BACK - BACK - BACK TO YOUNG ADULT LITERATUREWeek One - The Classics
In my Young Adult Lit class we have a reading list. Each week is a different category. The first week was Classics. It's hard to define what a "Classic"is, whether you are looking at Adult, Children's or Young Adult Literature. So books on this list would be considered a "Classic" by some but not by others. And one parameter for the list was that the book needed to be at least 25 years old. To be honest, I am older than the majority of the books on the list. But that's OK. There were 46 titles listed; I had read exactly half of them. But - I did not read them as a teen for the most part; I read them as an adult. To Kill A Mockingbird is probably the one exception. It was published in 1960 and I read it as a teenager.
Besides Susan Cooper's Under Sea, Over Stone, I had to read two other books on the list that I had not read before. I am listening to most of the books that I am "reading" for the class. Or at least listening to a portion of the book. So that limits my choices to a certain extent. I have a one and a half hour commute each day - I am happy to spend that time listening to books! I would never get them all read if it weren't for audio books. Anyway - I chose to listen to A Day No Pigs Would Die by Robert Peck. I have heard about this book for YEARS. It was published in 1972 and I thought people had recommended it... but maybe that was Zindel's The Pigman. I won't say DO NOT READ THIS BOOK! I will say - please don't force your kids to read it. It is a semi-autobiographical account of Peck's own life, growing up on a poor farm in rural Vermont in the 1920s. His parents had Shaker leanings and that influenced a lot of his thinking and lifestyle -- No Frills. The story opens with Rob rescuing a neighbor's cow who is having a hard time giving birth to her calf (or calves, as it turns out). To thank Rob for saving the cow (and the twin bulls that were born), the neighbor gives Rob a beautiful baby pig. Rob names her Pinky and they become fast friends. He even takes her to the fair and they win a blue ribbon. But any comparisons to Charlotte's Web end there. There are dreams of breeding Pinky and having a fine mess of young pigs to sell - a sure way to make money. But -- Pinky is barren. Mating her with the neigbor's boar is explained in pretty explicit detail but, despite repeated matings, there are no baby pigs. Pigs that can't breed get eaten. But wait! The name of the book is The Day No Pigs Would Die! So that means -- nope. Pinky dies. And Rob has to help slaughter her. As I said - don't make your kids read this book. I actually liked the character of Rob - he has to grow up pretty fast between the ages of 12 and 13. The title refers to the death of his own father, who slaughtered pigs for a living. But I could never recommend this book to a kid. It's considered one of the first true young adult books. I think it probably traumatized a few teens along the way.

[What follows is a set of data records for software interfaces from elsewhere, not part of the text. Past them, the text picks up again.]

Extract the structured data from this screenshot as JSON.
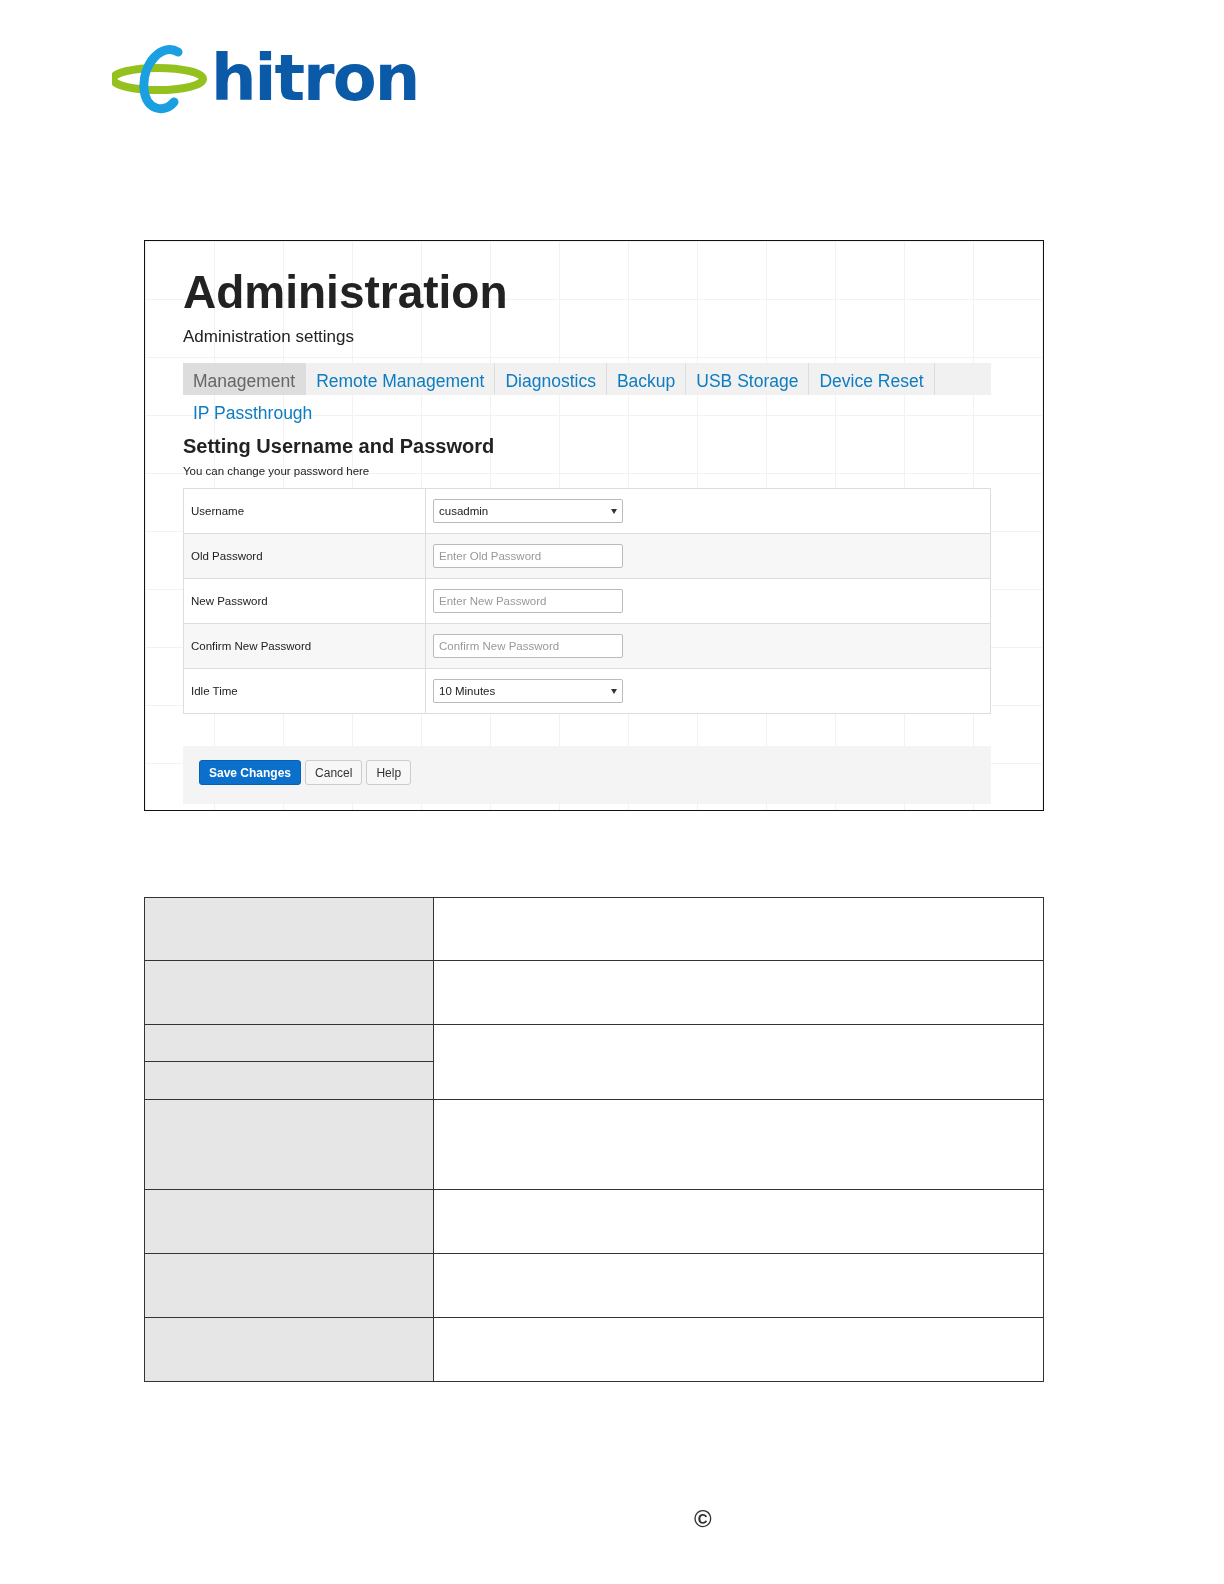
{
  "logo": {
    "text": "hitron"
  },
  "screenshot": {
    "title": "Administration",
    "subtitle": "Administration settings",
    "tabs": [
      {
        "label": "Management",
        "selected": true
      },
      {
        "label": "Remote Management",
        "selected": false
      },
      {
        "label": "Diagnostics",
        "selected": false
      },
      {
        "label": "Backup",
        "selected": false
      },
      {
        "label": "USB Storage",
        "selected": false
      },
      {
        "label": "Device Reset",
        "selected": false
      },
      {
        "label": "IP Passthrough",
        "selected": false
      }
    ],
    "section_title": "Setting Username and Password",
    "section_note": "You can change your password here",
    "fields": [
      {
        "label": "Username",
        "kind": "select",
        "value": "cusadmin"
      },
      {
        "label": "Old Password",
        "kind": "input",
        "placeholder": "Enter Old Password"
      },
      {
        "label": "New Password",
        "kind": "input",
        "placeholder": "Enter New Password"
      },
      {
        "label": "Confirm New Password",
        "kind": "input",
        "placeholder": "Confirm New Password"
      },
      {
        "label": "Idle Time",
        "kind": "select",
        "value": "10 Minutes"
      }
    ],
    "buttons": [
      {
        "label": "Save Changes",
        "kind": "primary"
      },
      {
        "label": "Cancel",
        "kind": "default"
      },
      {
        "label": "Help",
        "kind": "default"
      }
    ]
  },
  "footer": {
    "symbol": "©"
  }
}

The third book I read was Pollyana by Eleanor Porter. It was written in 1913. I can't say it was the exact opposite of Peck's book. It's sad in it's own way. And both Rob and Pollyanna were optimistic young people - while at the same time acknowledging that they lived a pretty rough life at times. But the overall tone is definitely different. I loved the Disney Pollyanna when I was growing up! My fondest memory is Pollyana holding up the crystals and the sunlight making rainbows on the walls. I still have little crystals hanging all over my house just so the sun will strike them and create rainbows! At first I was afraid that the crystals were a Disney fabrication. But it's in the book - it's just not as prominent. Neither is the tree climbing. Pollyanna only clambers down the tree outside her window once. And she never falls - she is hit by a car. So - not a huge surprise - the Disney version is quite different from the book. I enjoyed the book quite a bit though. Pollyanna has had her share of heartache but she always strives to see the "glad" in any situation. Playing the Glad game is pretty good advice. Dance in the rainbows. And there were sequels to the books! Lots of them. I'm guessing she grows up and marries young Jimmy. But I will have to find a copy of the sequel to find out if that is true. I don't think this would appeal to teens today. It would make a nice read-aloud, though, for ages ten or so. And now onto the next section -- Award Winners!